In a world where the term Islam is ever-increasingly an inaccurate and insensitive synonym for terrorism, it is unsurprising that many Muslim youth in the West struggle for a viable sense of identity.
This book takes up the hotly-debated issue of Muslim youth identity in western countries from the standpoint of popular culture. It proposes that in the context of Islamophobia and pervasive moral panic, young Muslims frame up their identity in relation to external conditions that only see ‘good’ and ‘bad’ Muslims, on both sides of the ideological fence between Islam and the West. Indeed, by attempting to break down the ‘good’ versus ‘bad’ Muslim dichotomy that largely derives from western media reports, as well as political commentary, Muslim Youth in the Diaspora: Challenging Extremism through Popular Culture will enlighten the reader. It illuminates the way in which diasporic Muslim youth engage with, and are affected by, the radical Islamist meta-narrative. It examines their popular culture and online activity, their gendered sense of self, and much more.

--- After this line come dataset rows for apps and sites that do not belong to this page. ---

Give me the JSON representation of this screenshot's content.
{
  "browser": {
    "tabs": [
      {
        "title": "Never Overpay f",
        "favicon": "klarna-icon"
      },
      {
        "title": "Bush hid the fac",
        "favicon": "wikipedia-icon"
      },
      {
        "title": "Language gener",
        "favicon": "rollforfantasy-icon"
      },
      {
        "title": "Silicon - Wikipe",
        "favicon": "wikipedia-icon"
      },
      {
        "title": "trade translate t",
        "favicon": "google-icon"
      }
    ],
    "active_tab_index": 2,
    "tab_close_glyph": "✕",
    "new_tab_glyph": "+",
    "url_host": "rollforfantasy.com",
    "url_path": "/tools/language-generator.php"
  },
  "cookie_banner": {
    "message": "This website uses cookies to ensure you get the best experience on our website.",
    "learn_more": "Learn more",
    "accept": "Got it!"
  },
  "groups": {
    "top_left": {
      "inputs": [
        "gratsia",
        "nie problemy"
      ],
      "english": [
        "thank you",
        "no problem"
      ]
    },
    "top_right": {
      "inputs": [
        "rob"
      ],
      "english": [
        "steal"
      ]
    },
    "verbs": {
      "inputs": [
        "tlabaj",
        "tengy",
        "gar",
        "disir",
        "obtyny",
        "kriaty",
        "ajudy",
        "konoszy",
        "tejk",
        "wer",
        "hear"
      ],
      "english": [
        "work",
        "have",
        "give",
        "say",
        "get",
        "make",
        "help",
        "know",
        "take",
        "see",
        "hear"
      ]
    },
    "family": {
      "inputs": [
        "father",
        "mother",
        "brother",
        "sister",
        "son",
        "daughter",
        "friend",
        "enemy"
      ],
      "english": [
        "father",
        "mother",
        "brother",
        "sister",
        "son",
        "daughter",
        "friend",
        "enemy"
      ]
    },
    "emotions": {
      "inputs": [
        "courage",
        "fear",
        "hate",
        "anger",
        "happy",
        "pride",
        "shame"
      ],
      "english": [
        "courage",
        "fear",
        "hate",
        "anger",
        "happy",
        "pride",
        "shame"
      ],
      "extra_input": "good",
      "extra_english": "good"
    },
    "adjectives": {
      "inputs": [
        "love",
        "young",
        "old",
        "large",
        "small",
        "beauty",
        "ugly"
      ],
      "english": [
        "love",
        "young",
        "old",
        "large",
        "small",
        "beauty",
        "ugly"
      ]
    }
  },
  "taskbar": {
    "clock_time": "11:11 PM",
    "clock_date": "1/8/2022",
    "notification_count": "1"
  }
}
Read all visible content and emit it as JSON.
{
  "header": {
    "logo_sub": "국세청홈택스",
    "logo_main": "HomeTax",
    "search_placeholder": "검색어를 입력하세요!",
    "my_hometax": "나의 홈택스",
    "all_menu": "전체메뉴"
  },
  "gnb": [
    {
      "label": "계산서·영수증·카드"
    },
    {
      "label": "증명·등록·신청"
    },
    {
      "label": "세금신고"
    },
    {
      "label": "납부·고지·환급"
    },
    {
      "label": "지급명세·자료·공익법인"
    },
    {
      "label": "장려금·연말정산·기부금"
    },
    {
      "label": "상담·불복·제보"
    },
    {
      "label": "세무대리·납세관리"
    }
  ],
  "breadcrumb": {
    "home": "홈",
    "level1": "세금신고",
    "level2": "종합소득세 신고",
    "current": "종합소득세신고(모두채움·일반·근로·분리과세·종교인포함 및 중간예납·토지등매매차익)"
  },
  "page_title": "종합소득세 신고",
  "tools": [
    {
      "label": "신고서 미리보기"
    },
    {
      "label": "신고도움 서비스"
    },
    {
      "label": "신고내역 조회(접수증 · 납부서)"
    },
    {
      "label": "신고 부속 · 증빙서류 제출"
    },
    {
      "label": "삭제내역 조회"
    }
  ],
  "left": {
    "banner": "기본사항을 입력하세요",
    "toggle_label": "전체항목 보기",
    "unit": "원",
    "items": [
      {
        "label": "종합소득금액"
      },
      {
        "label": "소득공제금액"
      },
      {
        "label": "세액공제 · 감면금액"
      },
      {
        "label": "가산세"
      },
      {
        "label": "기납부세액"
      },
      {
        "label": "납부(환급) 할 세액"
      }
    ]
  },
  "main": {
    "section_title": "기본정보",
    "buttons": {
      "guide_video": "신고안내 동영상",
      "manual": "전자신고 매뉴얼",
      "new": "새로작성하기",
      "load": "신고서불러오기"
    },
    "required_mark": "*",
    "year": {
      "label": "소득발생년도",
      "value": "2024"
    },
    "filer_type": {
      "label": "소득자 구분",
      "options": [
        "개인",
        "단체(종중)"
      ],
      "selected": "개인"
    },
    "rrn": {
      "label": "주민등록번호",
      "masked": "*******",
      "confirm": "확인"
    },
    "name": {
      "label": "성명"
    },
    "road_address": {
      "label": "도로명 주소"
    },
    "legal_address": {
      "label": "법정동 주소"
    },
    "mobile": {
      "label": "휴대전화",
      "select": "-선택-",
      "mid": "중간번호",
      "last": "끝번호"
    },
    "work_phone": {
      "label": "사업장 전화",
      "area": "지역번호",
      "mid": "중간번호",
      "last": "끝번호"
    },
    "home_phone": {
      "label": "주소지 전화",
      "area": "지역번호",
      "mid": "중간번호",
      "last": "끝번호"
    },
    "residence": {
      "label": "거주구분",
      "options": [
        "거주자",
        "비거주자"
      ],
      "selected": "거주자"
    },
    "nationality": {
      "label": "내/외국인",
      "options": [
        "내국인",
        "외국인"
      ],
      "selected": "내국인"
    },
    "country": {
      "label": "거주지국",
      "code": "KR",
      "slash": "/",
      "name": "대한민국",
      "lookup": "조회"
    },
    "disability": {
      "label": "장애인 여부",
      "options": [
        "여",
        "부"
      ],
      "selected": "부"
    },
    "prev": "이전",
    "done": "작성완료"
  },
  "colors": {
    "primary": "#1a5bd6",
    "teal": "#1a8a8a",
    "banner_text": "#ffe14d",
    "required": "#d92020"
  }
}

This original book will be of interest to students and scholars interested in the fields of sociology, cultural studies and social anthropology. It offers a particular focus on Islam for research in youth studies, youth culture, political radicalisation and religious identity. It will also be relevant to the sector of youth and social work, where practitioners seek to build cultural bridges with a new generation.
Chapter One Introduction: Muslim youth in the diaspora Chapter Two The meta-narrative of Islamist extremism Chapter Three Muslim youth radicalisation Chapter Four Online extremism and digital counter-narratives Chapter Five Counter-narratives of the new Muslim ‘cool’ Chapter Six Gaming and the young Muslim self Chapter Seven Muslim youth tribalism in popular music Chapter Eight Australian Muslim youth: A case study Chapter Nine Conclusion: Neo-theo-tribalism of Muslim youth Index References
The Youth, Young Adulthood and Society series approaches youth as a distinct area, bringing together social scientists from many disciplines to present cutting-edge research monographs and collections on young people in societies around the world today. The books present original, exciting research, with strongly theoretically- and empirically-grounded analysis, advancing the field of youth studies. Originally set up and edited by Andy Furlong, the series presents interdisciplinary and truly international, comparative research monographs.
Contacts for the series:
Professor Tracy Shildrick: Tracy.Shildrick@newcastle.ac.uk
Professor John Goodwin: email@example.com
Professor Henrietta O'Connor: firstname.lastname@example.org
Emily Briggs at Routledge: email@example.com